Two ways. A simple internet search for "hatching chicken eggs in xxx" – where 'xxx' is your area – will often bring up poultry websites. Take time to look at them closely. 

  • Are there pictures of the chickens, preferably with the owner? Do they seem to know what they're talking about? Do they specialise in just a few breeds – or better still, just one? Do they have positive feedback from customers?
  • These are all good signs, and this is the way I have found some of my most reliable sources.
  • Facebook can also be a good place to look, too. It's easier to tell when someone is a genuine chicken-lover and producing good quality chickens - the pictures are there for all to see.
  • Additionally, posts give a good indication of how involved they are in their flock's well-being, and contacting is very easy.

Buying hatching eggs using postal delivery.

Although it's obviously preferable to collect your eggs at the point of sale, it's not always possible.

Having carefully chosen the source of your hatching eggs, you need to make sure to avoid the heartache this person feels.

Through trial and error I've learned what to request when ordering fertile eggs by mail.

  • Firstly, how will they be packed? Ordinary cartons are generally not strong enough. The best packing is polystyrene containers placed inside another box, taped well and wrapped securely in strong paper.
  • They should be clearly marked "fragile" and preferably, "fertile / live hatching eggs".
Hatching eggs sent through the mail, well labelled and in a strong polystyrene box.Hatching eggs sent to me by mail: well packaged and clearly marked "fragile".
  • Secondly, how will they be sent? Courier service is best because it's generally quickest, although you may have to pay a premium.
  • If the hatching eggs are to be sent by ordinary post, check that it will be the fastest available service. The longer eggs are in transit, the more likely they'll be damaged and less fertile.
  • Thirdly, is your local post office depot aware that you are expecting them? The last thing you want is for chicks-to-be languishing in a warehouse for several days. Be sure, for example,  that if you're out when they're delivered, the postal services are aware that you need to be contacted immediately.
  • And finally: hatching eggs sent by post can sometimes have detached air cells if they've been handled roughly, which is why it's so important they are properly packaged and labelled. To see a picture of what this looks like and what the problems with it are, follow this link.
  • Allow the eggs to stand for at least 24 hours after you receive them before setting them in the incubator.

More information about how to incubate and hatch chicken eggs.

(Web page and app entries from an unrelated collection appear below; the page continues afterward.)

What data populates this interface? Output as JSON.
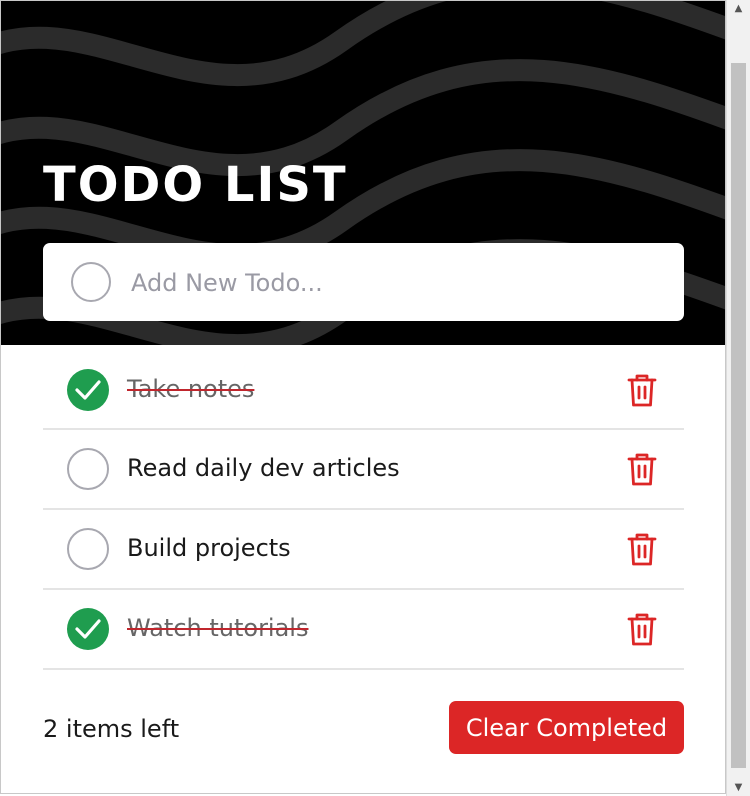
{
  "header": {
    "title": "TODO LIST"
  },
  "new_todo": {
    "placeholder": "Add New Todo...",
    "value": ""
  },
  "todos": [
    {
      "text": "Take notes",
      "completed": true
    },
    {
      "text": "Read daily dev articles",
      "completed": false
    },
    {
      "text": "Build projects",
      "completed": false
    },
    {
      "text": "Watch tutorials",
      "completed": true
    }
  ],
  "footer": {
    "items_left": "2 items left",
    "clear_label": "Clear Completed"
  },
  "colors": {
    "accent_red": "#dc2626",
    "done_green": "#1f9d4f",
    "hero_bg": "#000000"
  },
  "icons": {
    "check": "check-icon",
    "delete": "trash-icon",
    "scroll_up": "triangle-up-icon",
    "scroll_down": "triangle-down-icon"
  }
}
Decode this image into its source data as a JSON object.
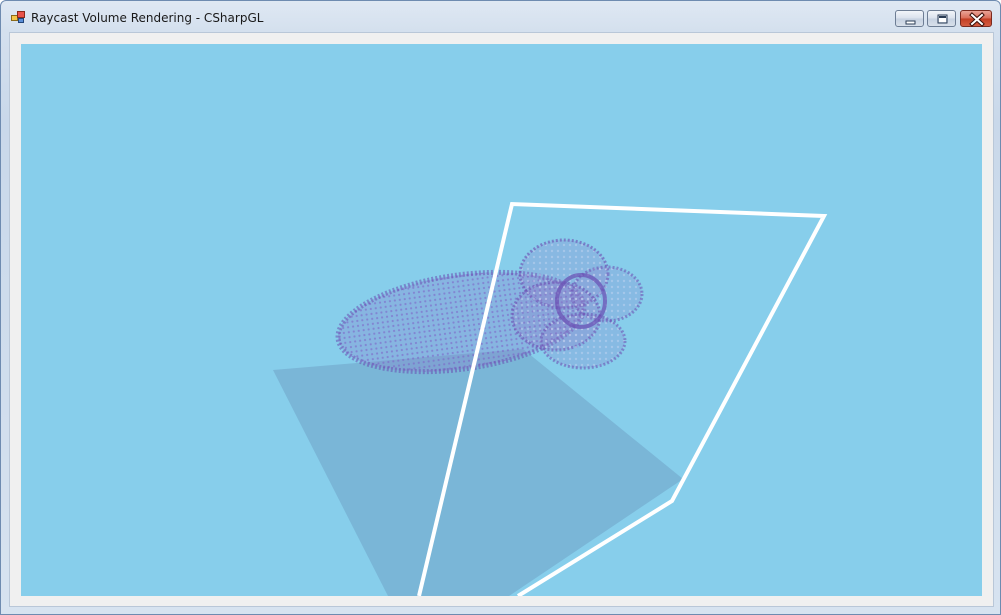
{
  "window": {
    "title": "Raycast Volume Rendering - CSharpGL",
    "icon": "app-window-icon"
  },
  "caption_buttons": {
    "minimize": "minimize-icon",
    "maximize": "maximize-icon",
    "close": "close-icon"
  },
  "viewport": {
    "background": "#87ceeb",
    "content": "opengl-render-canvas"
  },
  "colors": {
    "volume": "#6a4fb3",
    "bounding_box": "#ffffff",
    "shadow": "#6fa3c6"
  }
}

Preparing fertile eggs for a successful hatch - link.
Thumbnail link to the start of the incubation process, with links to all 21 days.
Incubating chicken eggs - an overview. Link.
Choosing an egg incubator - link.
Incubating equipment explained - link.
How to candle chicken eggs - link.
All about caring for new chicks. Link.
Name that chick! Link.
Incubating and hatching your own chicks - book review - link.
Link to Raising Happy Chickens home page.